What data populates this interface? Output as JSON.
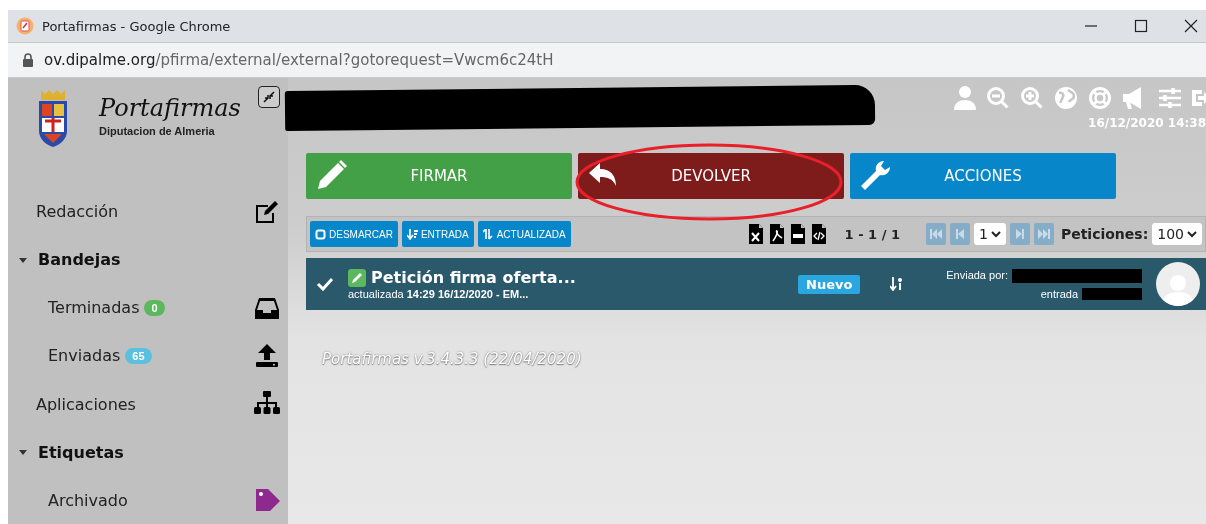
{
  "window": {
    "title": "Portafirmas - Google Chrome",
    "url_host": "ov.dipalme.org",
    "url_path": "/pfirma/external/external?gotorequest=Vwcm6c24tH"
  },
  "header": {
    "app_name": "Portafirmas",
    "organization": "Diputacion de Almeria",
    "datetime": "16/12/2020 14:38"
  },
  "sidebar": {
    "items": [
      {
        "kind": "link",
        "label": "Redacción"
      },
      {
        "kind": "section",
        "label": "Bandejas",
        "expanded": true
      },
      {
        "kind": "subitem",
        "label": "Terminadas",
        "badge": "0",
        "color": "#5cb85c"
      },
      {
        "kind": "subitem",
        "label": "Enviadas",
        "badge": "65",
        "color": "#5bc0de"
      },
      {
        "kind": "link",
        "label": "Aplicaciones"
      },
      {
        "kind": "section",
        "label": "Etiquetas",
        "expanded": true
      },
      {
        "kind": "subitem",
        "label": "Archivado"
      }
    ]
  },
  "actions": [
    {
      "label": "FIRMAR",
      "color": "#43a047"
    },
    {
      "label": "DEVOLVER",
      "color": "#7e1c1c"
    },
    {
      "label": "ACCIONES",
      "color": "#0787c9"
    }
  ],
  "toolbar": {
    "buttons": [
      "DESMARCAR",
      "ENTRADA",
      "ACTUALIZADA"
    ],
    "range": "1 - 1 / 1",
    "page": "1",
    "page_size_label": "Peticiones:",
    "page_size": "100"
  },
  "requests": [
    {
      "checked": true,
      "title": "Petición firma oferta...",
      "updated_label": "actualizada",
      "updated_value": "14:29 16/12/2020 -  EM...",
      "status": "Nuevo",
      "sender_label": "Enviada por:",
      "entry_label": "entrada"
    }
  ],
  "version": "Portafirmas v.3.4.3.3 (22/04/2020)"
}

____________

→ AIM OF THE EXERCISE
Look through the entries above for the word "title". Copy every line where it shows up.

→ WORKED SOLUTION
    "title": "Portafirmas - Google Chrome",
      "title": "Petición firma oferta...",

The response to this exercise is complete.